Did you know, it costs 16x more to nurture a new customer to the same level of revenue contribution of your existing, loyal customers? You operate a revenue-generating arm of business. Use your metrics and a call center ops analysis to uncover the gains you bring.
Use these metrics to see how much you’re contributing to your bottom line:
Customer Lifetime Value:
What’s the average tenure of each of your customers? And, while they do business with you, how much predictable revenue do they contribute each year?
Customer Retention Rate:
On average, how many customers do you lose each year? And, when they leave, how much predictable revenue leaves with them?
What net-new revenue comes from your existing customers each year?
Use these three metrics to clarify how your existing customers contribute to your Annual Recurring Revenue (ARR) each year compared to the fresh crop of customers sales brings in.
Then, look to other metrics and categories that are said to have soft ROI. They help you shave down operational costs (hiking final profits), but they don’t have a direct correlation to new or predictable revenue. Still, they’re often indicators of long-term impacts to your bottom line – like retention, lower FTE costs and increased CLV.
Categories and metrics like productivity, agent turnover, IVR Containment Rate, Average Handle Time, and First Call Resolution all link up closely with the costs of a call center (and the potential gains).
We know that companies in the U.S. lose out on a collective $450+ billion because of poor productivity. So, how does your agents’ productivity impact your revenue and profits? And, what’s your agent turnover rate? How much did you save your company in new hire costs by reducing that rate? In a 100-seat contact center, reducing turnover by 5% can save $176k to $600k.
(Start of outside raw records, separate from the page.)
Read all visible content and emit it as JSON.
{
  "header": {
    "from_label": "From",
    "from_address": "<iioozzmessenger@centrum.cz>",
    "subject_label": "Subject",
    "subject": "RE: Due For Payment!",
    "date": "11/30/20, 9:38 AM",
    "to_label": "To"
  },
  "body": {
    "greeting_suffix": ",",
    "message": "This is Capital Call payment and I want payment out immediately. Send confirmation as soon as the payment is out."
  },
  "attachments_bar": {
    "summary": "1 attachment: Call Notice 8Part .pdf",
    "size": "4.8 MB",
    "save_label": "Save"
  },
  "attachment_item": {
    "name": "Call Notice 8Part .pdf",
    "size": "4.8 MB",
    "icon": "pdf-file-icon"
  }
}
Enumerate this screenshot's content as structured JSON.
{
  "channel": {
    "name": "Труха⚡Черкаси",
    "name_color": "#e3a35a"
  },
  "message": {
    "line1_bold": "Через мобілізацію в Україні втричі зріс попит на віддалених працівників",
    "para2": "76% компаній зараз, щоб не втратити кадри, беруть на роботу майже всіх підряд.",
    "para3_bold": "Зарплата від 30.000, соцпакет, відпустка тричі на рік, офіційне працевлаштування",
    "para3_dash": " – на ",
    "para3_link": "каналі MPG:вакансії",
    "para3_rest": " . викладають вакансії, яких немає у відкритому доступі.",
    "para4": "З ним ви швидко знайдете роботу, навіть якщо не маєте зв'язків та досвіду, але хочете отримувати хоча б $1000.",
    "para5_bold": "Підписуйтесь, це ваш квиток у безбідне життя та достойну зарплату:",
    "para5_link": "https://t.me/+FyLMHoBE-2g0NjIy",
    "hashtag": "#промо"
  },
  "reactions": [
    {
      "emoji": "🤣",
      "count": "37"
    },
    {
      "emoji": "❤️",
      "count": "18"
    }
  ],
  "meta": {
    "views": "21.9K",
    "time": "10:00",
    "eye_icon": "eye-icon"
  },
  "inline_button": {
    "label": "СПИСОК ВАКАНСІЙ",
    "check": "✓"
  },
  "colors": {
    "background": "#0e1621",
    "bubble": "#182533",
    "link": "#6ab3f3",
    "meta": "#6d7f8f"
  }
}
Add up everything that’s in the green, and you get your total to plug into the ROI equation.
What’s Next: Use what you find to improve call center operations and ROI.
Is sky-high agent turnover stealing all your cash? Or, are angry customers pilfering your add-on revenue? Look to your metrics and cost analysis to guide you toward improvement.
If solving interactions in your IVR saves you tons of money each month, then how can you optimize your messaging to be even more helpful to your customers? Where can you proactively answer customer questions and cut down on the time spent talking to agents – lowering cost per contact and FTE costs?
Use these two methods to analyze and improve your call center operations.
1. Clarify agent expectations to improve performance (and cut costs).
A study from The Strategic Journal of Business & Change Management found that clear KPIs lead to better performance at work. Teams who work toward a clear, shared set of service KPIs prove to be more productive and engaged at work. And that productivity leads to fewer losses for your bosses. (Ahh, a good rhyme gets me every time.)
Setting goals and expectations for your team, then showing agents their progress, keeps them from running for the door. And, looping your agents in on how they’re performing hikes productivity and encourages faster (more accurate resolutions). All this saves you dollars spent on cost per contact, FCR, lost productivity and sick days from burnt out agents.
2. Look to your cost-saving metrics to further strengthen ROI.
Since you can tie metrics like FCR and AHT back to business costs – like your FTE costs and cost per contact – start with incremental improvements to these metrics. Can you bump AHT down by 1%? What about FCR?
When you coach agents to focus on these cost-saving metrics, you cut operational costs to boost net profits from your revenue. In fact, a friend of ours recently told us that after moving agents home and giving agents the right suite of tools (and the support they need) they dropped AHT by 4% in about two weeks. That 4% drop is projected to add $760k back to their bottom line this year.